by Kacey Stamats · August 14, 2014
We know from the postcard and the program that something bad will happen in Switch Back. Of course it is likely to fall on the main character, Maryclare, a cute 20-year-old from the East Coast on her way to an adventure in Wyoming. What’s surprising, and refreshing about Switch Back is that character, humor, smart writing and realism carry the script for far longer stretches then the inevitable sustained dread and tension. Switch Back, as directed by David Ford, takes its time growing dark. The play morphs seamlessly from a meet-cute, to a sincere love story featuring a charming cowboy, to a dark portrait of small town backwaters to something else entirely.
Maryclare, as played by and written by Maryclare McCauley in this semi-autobiographical show, is new to Wyoming when the play opens. She is young and perhaps naïve but isn’t a total city slicker; she knows her way around horses, and around cowboys. It is easy to be carried away by her performance, but in between the fish-out-of-water chuckles, and starry-eyed wonder are ominous signs. In the play’s first and disarmingly amusing scene her new boss at the ranch, Sandra, tries to explain all the bullet holes in local signs. “You have graffiti in Baltimore? “ Sandra asks. “Well, bullets are our graffiti.”
Switch Back is a solo-performance, and McCauley deserves high praise for her ability to delineate over half a dozen characters, male and female. Even those introduced in broad comedic strokes grow more and more nuanced and recognizably complex as they are revisited. I wish there were a costume designer to credit for her versatile costume choice. Her outfit is country/western enough to seem authentic when she personifies a charming tall half-Indian cowboy, and yet doesn’t distract when she transforms into a bent little old grandma. By the final scenes of the play characters are recognizable in body and gesture before they even speak a word. McCauley’s voice and physicality is that spot on. She navigates a complicated, nuanced story without ever losing her focus or her audience. The writing is crisp, evocative and as delivered by McCauley, often very, very funny.
The set is sparse, a black chair on a black stage, and so a very easy blank canvas for the mind. Under the direction of Ford, McCauley establishes and holds over extended scenes the geography of imagined spaces, absent props in her hands are so real that we know she has returned to a room before explanation just by the way she holds the air to indicate a stack of photographs, or a phone.

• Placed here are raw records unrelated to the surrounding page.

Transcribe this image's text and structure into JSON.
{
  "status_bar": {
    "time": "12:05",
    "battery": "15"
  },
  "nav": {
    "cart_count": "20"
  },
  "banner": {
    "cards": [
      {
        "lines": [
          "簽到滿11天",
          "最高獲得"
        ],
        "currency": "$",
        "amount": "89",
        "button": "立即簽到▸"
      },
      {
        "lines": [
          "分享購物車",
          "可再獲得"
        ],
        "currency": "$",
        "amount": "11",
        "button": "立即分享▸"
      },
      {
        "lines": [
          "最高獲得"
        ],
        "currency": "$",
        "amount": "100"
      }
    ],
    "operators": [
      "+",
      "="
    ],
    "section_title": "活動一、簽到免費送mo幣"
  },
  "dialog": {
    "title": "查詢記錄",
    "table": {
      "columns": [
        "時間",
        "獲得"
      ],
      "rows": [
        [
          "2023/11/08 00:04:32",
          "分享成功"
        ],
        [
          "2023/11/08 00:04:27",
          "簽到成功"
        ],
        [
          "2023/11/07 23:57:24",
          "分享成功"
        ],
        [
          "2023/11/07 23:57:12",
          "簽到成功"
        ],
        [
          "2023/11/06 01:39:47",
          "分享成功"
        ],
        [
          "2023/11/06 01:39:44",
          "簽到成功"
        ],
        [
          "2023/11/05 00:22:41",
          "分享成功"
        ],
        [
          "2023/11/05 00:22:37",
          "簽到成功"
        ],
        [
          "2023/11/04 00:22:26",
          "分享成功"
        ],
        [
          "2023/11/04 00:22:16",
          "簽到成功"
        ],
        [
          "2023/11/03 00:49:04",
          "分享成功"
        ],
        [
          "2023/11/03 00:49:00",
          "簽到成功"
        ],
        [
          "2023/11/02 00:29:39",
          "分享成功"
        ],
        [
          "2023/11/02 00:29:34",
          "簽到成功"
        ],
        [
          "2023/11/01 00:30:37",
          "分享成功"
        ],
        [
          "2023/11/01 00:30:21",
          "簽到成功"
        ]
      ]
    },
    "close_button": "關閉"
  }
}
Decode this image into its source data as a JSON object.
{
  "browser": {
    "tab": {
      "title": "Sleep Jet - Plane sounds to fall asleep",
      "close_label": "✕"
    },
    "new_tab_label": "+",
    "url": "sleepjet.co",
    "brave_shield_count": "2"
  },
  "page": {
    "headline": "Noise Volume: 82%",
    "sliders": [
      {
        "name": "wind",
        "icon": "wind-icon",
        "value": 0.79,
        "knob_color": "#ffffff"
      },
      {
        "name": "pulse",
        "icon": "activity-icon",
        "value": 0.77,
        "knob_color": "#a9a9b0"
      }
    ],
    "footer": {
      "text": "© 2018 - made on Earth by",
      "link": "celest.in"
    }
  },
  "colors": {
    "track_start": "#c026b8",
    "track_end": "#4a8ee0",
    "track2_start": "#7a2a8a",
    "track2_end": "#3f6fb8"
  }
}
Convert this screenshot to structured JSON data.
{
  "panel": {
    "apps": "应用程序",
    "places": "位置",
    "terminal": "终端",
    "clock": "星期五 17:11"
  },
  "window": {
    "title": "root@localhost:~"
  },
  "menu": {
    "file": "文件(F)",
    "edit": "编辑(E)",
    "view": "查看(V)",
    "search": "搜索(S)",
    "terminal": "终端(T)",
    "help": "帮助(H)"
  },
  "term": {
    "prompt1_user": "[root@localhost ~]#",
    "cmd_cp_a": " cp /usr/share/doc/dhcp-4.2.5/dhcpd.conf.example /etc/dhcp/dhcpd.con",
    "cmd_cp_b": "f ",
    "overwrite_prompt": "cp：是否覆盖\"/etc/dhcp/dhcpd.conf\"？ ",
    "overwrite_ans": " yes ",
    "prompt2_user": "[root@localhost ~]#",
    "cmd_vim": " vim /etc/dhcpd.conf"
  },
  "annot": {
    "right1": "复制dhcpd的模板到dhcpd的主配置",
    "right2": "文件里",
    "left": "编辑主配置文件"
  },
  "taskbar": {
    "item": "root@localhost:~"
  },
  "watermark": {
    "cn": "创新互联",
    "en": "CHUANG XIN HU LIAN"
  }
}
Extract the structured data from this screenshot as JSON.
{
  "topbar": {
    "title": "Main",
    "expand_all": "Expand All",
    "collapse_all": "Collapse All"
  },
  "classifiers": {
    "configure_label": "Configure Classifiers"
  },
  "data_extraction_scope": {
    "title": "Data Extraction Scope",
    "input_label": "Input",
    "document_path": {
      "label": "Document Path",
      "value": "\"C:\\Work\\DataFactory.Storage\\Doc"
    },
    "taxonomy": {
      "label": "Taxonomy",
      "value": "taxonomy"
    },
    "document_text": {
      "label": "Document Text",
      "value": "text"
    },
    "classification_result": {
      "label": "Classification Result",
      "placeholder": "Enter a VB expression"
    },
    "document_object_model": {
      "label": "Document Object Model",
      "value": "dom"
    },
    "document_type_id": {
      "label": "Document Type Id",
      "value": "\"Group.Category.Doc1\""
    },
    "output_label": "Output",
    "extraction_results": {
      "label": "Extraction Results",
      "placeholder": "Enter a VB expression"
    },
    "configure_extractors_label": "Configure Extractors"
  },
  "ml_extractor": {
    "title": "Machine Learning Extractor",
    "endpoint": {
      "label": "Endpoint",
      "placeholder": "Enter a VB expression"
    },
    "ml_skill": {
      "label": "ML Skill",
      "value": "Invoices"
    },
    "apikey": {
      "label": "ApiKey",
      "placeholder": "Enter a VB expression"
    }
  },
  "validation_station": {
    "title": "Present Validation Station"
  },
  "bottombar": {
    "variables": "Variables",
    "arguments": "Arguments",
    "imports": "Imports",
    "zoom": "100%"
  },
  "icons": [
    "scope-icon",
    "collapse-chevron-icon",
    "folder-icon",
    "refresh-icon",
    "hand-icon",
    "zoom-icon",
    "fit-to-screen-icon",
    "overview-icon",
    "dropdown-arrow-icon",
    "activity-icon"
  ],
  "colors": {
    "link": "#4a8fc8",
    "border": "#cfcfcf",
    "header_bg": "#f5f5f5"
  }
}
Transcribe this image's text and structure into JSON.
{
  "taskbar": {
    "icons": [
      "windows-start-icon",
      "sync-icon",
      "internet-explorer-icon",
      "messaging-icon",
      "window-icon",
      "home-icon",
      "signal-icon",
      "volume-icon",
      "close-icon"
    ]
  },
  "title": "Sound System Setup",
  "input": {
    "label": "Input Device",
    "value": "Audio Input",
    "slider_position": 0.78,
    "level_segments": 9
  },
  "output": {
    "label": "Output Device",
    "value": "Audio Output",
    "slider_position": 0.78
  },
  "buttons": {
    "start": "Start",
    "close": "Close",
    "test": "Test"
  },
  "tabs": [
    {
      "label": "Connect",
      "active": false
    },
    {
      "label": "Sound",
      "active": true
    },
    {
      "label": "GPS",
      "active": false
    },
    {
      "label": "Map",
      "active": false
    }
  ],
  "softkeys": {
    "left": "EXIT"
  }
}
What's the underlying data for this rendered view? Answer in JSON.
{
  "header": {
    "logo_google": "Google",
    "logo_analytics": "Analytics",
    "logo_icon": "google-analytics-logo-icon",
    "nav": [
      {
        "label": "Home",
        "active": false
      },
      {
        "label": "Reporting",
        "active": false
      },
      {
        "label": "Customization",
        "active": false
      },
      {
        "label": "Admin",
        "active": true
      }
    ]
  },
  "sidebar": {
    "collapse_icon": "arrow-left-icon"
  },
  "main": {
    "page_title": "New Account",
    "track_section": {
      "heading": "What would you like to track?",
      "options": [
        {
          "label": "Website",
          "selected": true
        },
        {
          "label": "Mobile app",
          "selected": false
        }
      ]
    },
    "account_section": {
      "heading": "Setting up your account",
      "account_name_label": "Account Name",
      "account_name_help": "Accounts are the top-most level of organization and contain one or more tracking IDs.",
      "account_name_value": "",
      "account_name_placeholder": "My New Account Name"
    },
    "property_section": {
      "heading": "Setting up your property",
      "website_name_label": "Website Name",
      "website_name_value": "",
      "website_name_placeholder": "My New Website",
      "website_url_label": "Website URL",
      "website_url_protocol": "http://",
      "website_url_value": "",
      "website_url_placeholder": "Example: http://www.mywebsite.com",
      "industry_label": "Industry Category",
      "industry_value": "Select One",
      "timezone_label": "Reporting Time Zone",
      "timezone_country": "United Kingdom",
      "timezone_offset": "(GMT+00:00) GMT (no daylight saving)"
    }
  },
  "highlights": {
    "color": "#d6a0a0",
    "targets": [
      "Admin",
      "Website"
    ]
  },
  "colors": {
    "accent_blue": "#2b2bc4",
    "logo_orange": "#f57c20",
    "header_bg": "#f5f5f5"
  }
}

I saw this play at its FringeNYC premiere, with a small but engaged audience. There were audible gasps and murmurs as the play climbed towards its climax, and a partial standing ovation after the deeply satisfying finale.